Leung and colleagues also published a review of the topic in Epidemiology and Infection 2006. They concluded an overall SARS-CoV seroprevalence of 0.1% overall with 0.23% in healthcare workers and contacts and 0.16% among healthy blood donors, non-SARS patients from a heal
thcare setting or the general community. Other interesting bits of information from this review include:
  • 16 studies were examined
  • Asymptomatic infection was <3%, excepting wild animal handlers and market workers
  • In live bird markets, 15% of workers had prior exposure to SARS-CoV (or closely related virus) without significant signs and symptoms
  • In handlers of masked palm civets (older males compared to control groups) in Guangdong, where SARS began, Yu and colleagues reported that 73% (16/22) had SARS-CoV-like antibodies (unvalidated assay) but none reported SARS or atypical pneumonia. Which leaves room for milder illness, and larger studies.
  • Prevailing SARS-CoV strains almost always led to symptomatic illness

So what has been done for MERS-CoV? We have some camel seroepidemiology studies which I've previously described here and here. Human studies?

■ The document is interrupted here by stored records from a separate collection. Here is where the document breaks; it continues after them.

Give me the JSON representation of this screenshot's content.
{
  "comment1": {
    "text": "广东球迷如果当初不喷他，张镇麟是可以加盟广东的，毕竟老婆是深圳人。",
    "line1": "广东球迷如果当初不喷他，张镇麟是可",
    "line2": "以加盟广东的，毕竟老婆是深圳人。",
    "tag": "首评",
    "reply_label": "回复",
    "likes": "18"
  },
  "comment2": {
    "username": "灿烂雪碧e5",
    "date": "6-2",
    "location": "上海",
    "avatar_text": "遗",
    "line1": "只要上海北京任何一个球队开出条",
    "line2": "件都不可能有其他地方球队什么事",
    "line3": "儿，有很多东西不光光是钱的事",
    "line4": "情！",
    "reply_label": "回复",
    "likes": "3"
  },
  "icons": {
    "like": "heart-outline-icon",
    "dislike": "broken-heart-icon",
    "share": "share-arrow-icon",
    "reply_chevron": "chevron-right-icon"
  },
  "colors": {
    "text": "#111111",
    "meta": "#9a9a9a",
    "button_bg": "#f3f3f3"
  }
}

  1. In the study that found MERS-CoV-like neutralizing antibodies in Egyptian camels, no human sera from Egypt (815 from 2012-13 as part of an influenza-like illness study in Cairo and the Nile delta region) nor any from China (528 archived samples from Hong Kong) were MERS-CoV neutralizing-antibody positive.
  2. No sera or plasma from 158 children admitted to hospital with lower respiratory tract disease or healthy adult blood donors were MERS-CoV neutralizing-antibody positive. Small sample and the ill children may not yet have mounted a relevant antibody response if they had been infected by MERS-CoV.

Work like that mentioned for SARS largely remains to be done for MERS. The SARS-CoV studies provide a useful model on which to base such studies and the World Health Organisation recently provided a detailed approach for seroepidemiology studies seeking to test contacts of laboratory confirmed MERS-CoV cases. 

What does a positive PCR result mean in an asymptomatic MERS-CoV case? Still can't answer that. Are contacts seroconverting as an indication of MERS-CoV infection? Still can't answer that. How many mild or asymptomatic MERS-CoV infections are there beyond contacts of lab-confirmed cases? Still can't answer that.

Once we can rule out occult community transmission - we can tick another concern off the MERS-list.

Further reading...


  1. Observational Research in Childhood Infectious Diseases (ORChID): a dynamic birth cohort study
    http://bmjopen.bmj.com/cgi/pmidlookup?view=long&pmid=23117571
  2. Middle East respiratory syndrome coronavirus: quantification of the extent of the epidemic, surveillance biases, and transmissibility
    http://www.thelancet.com/journals/laninf/article/PIIS1473-3099(13)70304-
    9/abstract
  3. Prevalence of IgG Antibody to SARS-Associated Coronavirus in Animal Traders --- Guangdong Province, China, 2003
    http://www.cdc.gov/mmwr/preview/mmwrhtml/mm5241a2.htm
  4. Viral Load Distribution in
  5. SARS Outbreak
  6. http://wwwnc.cdc.gov/eid/article/11/12/pdfs/04-0949.pdf